Keen to track down the answer to this very thought-provoking query, and mindful that they have long been standard usage in Fortean Times, Britain's pre-eminent anomalies journal, I duly conducted some bibliographical research, and this is what I discovered.

Being fortunate enough to own a complete run of Fortean Times, I trawled through every issue starting from #1 (published in November 1973, when it was entitled The News), and I found that the first time that either of these phrases appeared in it was in issue #44 (summer 1985), p. 28. In an article by editor Bob Rickard entitled 'Once More With Felines', reviewing recent mystery cat reports in Britain, the opening section of the first line read as follows: "Our last round-up of alien big-cats (ABC) - we have decided to adopt this acronym - was in FT 42...".

Although previous issues of FT contained numerous accounts of feline cryptids, they had only ever been referred to variously as 'mystery cats', 'phantom felines', 'phantom panthers', 'MAs' (Mystery Animals), or by location-specific terms such as 'Exmoor Beast', 'Surrey Puma', etc.

However, back in 1980, Janet and Colin Bord had referred to 'alien big cats' several times in the mystery cat chapter of their book Alien Animals, though they never abbreviated this term to 'ABC' in it.

I have also scoured through a number of additional books as well as articles from other magazines published during the late 1970s, but I have not uncovered any usage of 'alien big cat' pre-dating that of the Bords in their book. Thus it would appear that they coined this now-iconic phrase, as an offshoot of the 'alien' tag that they also attached to various other terms in their book, and that FT shortened it to 'ABC' five years later in their summer 1985 issue.
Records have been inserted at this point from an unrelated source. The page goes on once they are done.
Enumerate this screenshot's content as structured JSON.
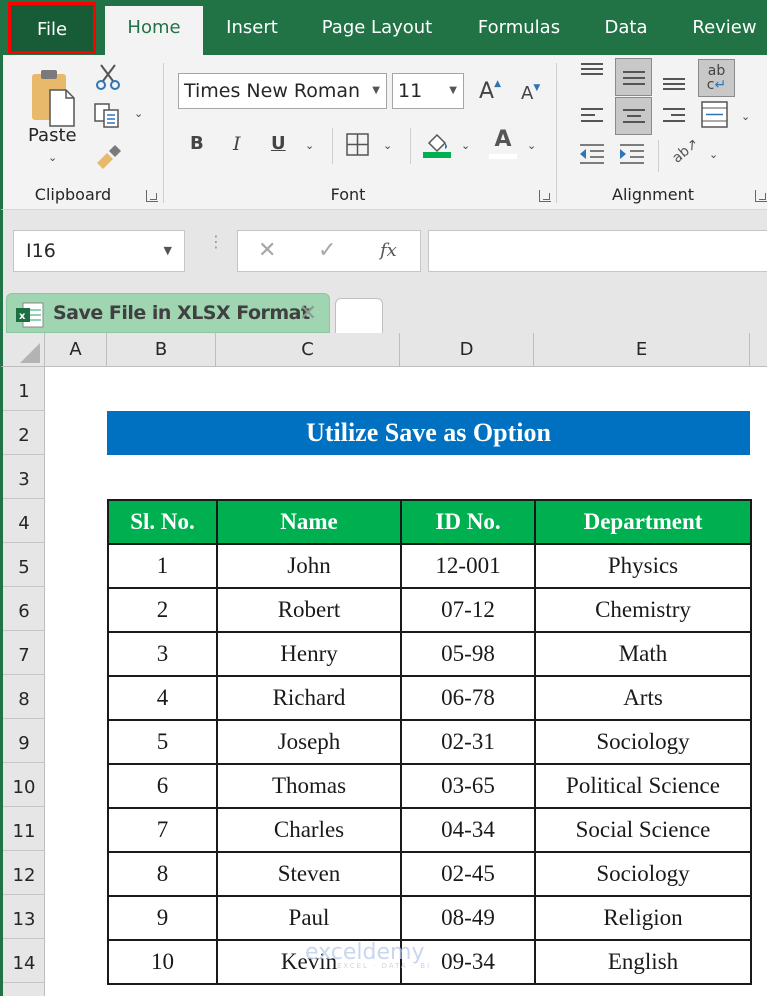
{
  "ribbon_tabs": [
    "File",
    "Home",
    "Insert",
    "Page Layout",
    "Formulas",
    "Data",
    "Review"
  ],
  "active_tab": "Home",
  "highlighted_tab": "File",
  "clipboard": {
    "group_label": "Clipboard",
    "paste_label": "Paste",
    "icons": [
      "paste-icon",
      "cut-icon",
      "copy-icon",
      "format-painter-icon"
    ]
  },
  "font": {
    "group_label": "Font",
    "font_name": "Times New Roman",
    "font_size": "11",
    "bold": "B",
    "italic": "I",
    "underline": "U",
    "grow": "A",
    "shrink": "A",
    "font_color_glyph": "A",
    "fill_color": "#00b050",
    "font_color": "#ffffff"
  },
  "alignment": {
    "group_label": "Alignment",
    "wrap_glyph": "ab\nc"
  },
  "formula_bar": {
    "name_box": "I16",
    "cancel": "✕",
    "enter": "✓",
    "fx": "fx",
    "formula": ""
  },
  "sheet_tab": {
    "label": "Save File in XLSX Format",
    "close": "✕"
  },
  "columns": [
    "A",
    "B",
    "C",
    "D",
    "E"
  ],
  "rows": [
    "1",
    "2",
    "3",
    "4",
    "5",
    "6",
    "7",
    "8",
    "9",
    "10",
    "11",
    "12",
    "13",
    "14"
  ],
  "sheet": {
    "title": "Utilize Save as Option",
    "title_color": "#0070c0",
    "header_color": "#00b050",
    "headers": [
      "Sl. No.",
      "Name",
      "ID No.",
      "Department"
    ],
    "records": [
      [
        "1",
        "John",
        "12-001",
        "Physics"
      ],
      [
        "2",
        "Robert",
        "07-12",
        "Chemistry"
      ],
      [
        "3",
        "Henry",
        "05-98",
        "Math"
      ],
      [
        "4",
        "Richard",
        "06-78",
        "Arts"
      ],
      [
        "5",
        "Joseph",
        "02-31",
        "Sociology"
      ],
      [
        "6",
        "Thomas",
        "03-65",
        "Political Science"
      ],
      [
        "7",
        "Charles",
        "04-34",
        "Social Science"
      ],
      [
        "8",
        "Steven",
        "02-45",
        "Sociology"
      ],
      [
        "9",
        "Paul",
        "08-49",
        "Religion"
      ],
      [
        "10",
        "Kevin",
        "09-34",
        "English"
      ]
    ]
  },
  "watermark": {
    "text": "exceldemy",
    "tagline": "EXCEL · DATA · BI"
  }
}
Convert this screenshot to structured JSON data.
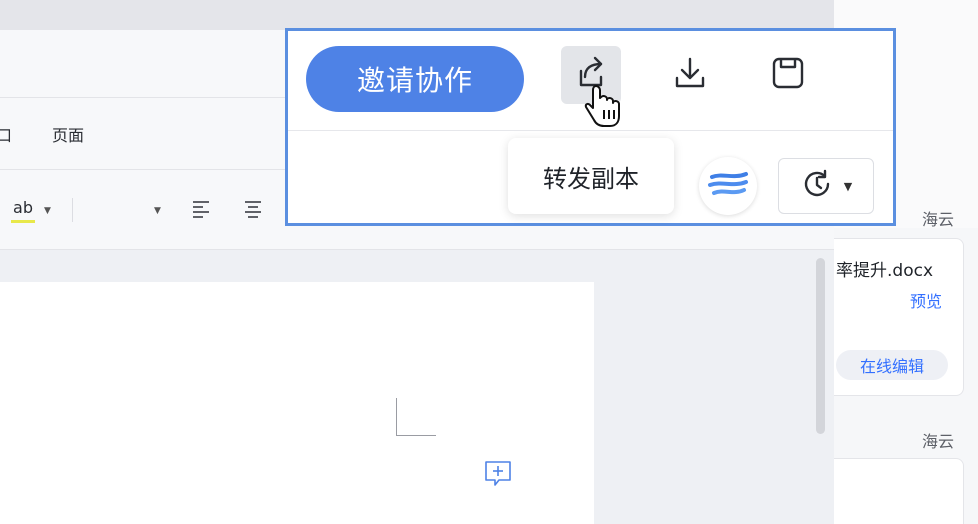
{
  "menu": {
    "partial_item": "口",
    "page_item": "页面"
  },
  "format_bar": {
    "highlight_label": "ab"
  },
  "toolbar": {
    "invite_label": "邀请协作",
    "share_tooltip": "转发副本",
    "share_icon": "share-icon",
    "download_icon": "download-icon",
    "save_icon": "save-icon",
    "history_icon": "history-icon",
    "accent_color": "#4e82e6"
  },
  "side_panel": {
    "items": [
      {
        "sender": "海云",
        "file_name": "率提升.docx",
        "preview_label": "预览",
        "edit_label": "在线编辑"
      },
      {
        "sender": "海云"
      }
    ],
    "link_color": "#3370ff"
  }
}
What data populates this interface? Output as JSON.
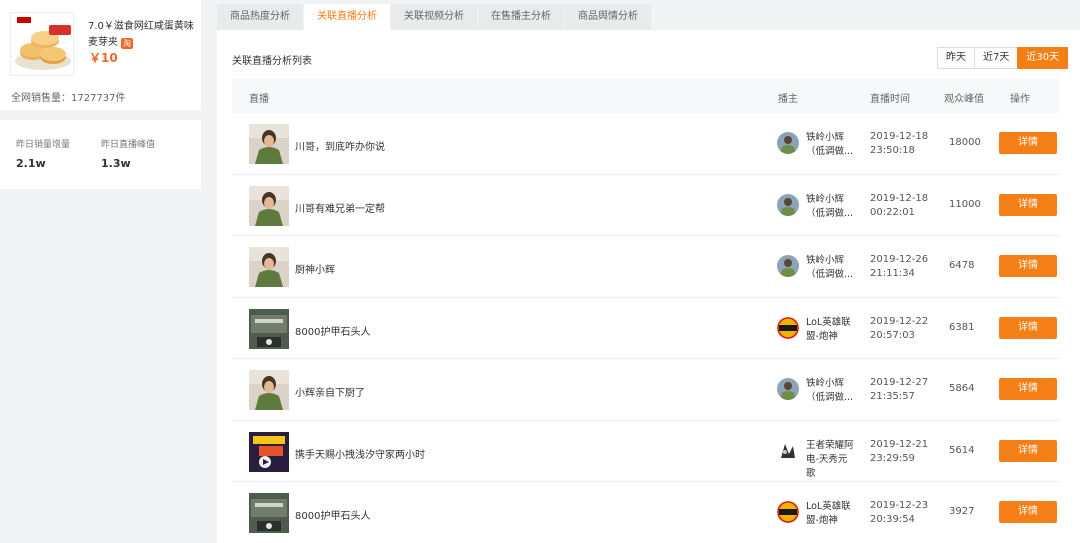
{
  "product": {
    "title": "7.0￥滋食网红咸蛋黄味麦芽夹",
    "tmall_badge": "淘",
    "price": "￥10",
    "total_sales": "全网销售量：1727737件"
  },
  "stats": [
    {
      "label": "昨日销量增量",
      "value": "2.1w"
    },
    {
      "label": "昨日直播峰值",
      "value": "1.3w"
    }
  ],
  "tabs": [
    "商品热度分析",
    "关联直播分析",
    "关联视频分析",
    "在售播主分析",
    "商品舆情分析"
  ],
  "active_tab": 1,
  "list": {
    "title": "关联直播分析列表",
    "range_buttons": [
      "昨天",
      "近7天",
      "近30天"
    ],
    "active_range": 2,
    "columns": [
      "直播",
      "播主",
      "直播时间",
      "观众峰值",
      "操作"
    ],
    "rows": [
      {
        "title": "川哥，到底咋办你说",
        "anchor": "铁岭小辉（低调做...",
        "date": "2019-12-18",
        "time": "23:50:18",
        "peak": "18000",
        "thumb": "person",
        "avatar": "person"
      },
      {
        "title": "川哥有难兄弟一定帮",
        "anchor": "铁岭小辉（低调做...",
        "date": "2019-12-18",
        "time": "00:22:01",
        "peak": "11000",
        "thumb": "person",
        "avatar": "person"
      },
      {
        "title": "厨神小辉",
        "anchor": "铁岭小辉（低调做...",
        "date": "2019-12-26",
        "time": "21:11:34",
        "peak": "6478",
        "thumb": "person",
        "avatar": "person"
      },
      {
        "title": "8000护甲石头人",
        "anchor": "LoL英雄联盟-炮神",
        "date": "2019-12-22",
        "time": "20:57:03",
        "peak": "6381",
        "thumb": "game",
        "avatar": "lol"
      },
      {
        "title": "小辉亲自下厨了",
        "anchor": "铁岭小辉（低调做...",
        "date": "2019-12-27",
        "time": "21:35:57",
        "peak": "5864",
        "thumb": "person",
        "avatar": "person"
      },
      {
        "title": "携手天赐小拽浅汐守家两小时",
        "anchor": "王者荣耀阿电-天秀元歌",
        "date": "2019-12-21",
        "time": "23:29:59",
        "peak": "5614",
        "thumb": "wzry",
        "avatar": "wzry"
      },
      {
        "title": "8000护甲石头人",
        "anchor": "LoL英雄联盟-炮神",
        "date": "2019-12-23",
        "time": "20:39:54",
        "peak": "3927",
        "thumb": "game",
        "avatar": "lol"
      }
    ],
    "detail_label": "详情"
  }
}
  1. Thanks for the mention Karl. You've certainly got the resources to have cracked this one & for that I'm appreciative. If I come across anything else, I'll let you know, though I doubt I will. You don't suppose it's something Charles Fort may have come up with in one of his earlier writings do you?

  2. No problem, Stuart - and thanks for stirring my interest in this! No, I know Fort's writings well, and I can't recall his using these terms anywhere. I'm sure that it stemmed from the Bords' usage of the 'alien' tag throughout their Alien Zoo book, including their cat chapter, where 'alien big cats' appears several times.

  3. Looks like we have a winner. And it's always nice to see the Bords get a mention - in this case it's a definite plaudit - as I'm sure plenty of us are grateful to them & their work for adding to & encouraging our interest in various things strange & hidden.

  4. Absolutely - Alien Zoo was the first book I read that explored mystery animals from a Fortean standpoint rather than a wholly cryptozoological one.

  5. I do of course mean Alien Animals, NOT Alien Zoo! lol

  6. Laurence Crossen9 January 2012 at 19:21

    Latest news bulletin:
    A giant Galapagos tortoise believed extinct for 150 years probably still exists, say scientists.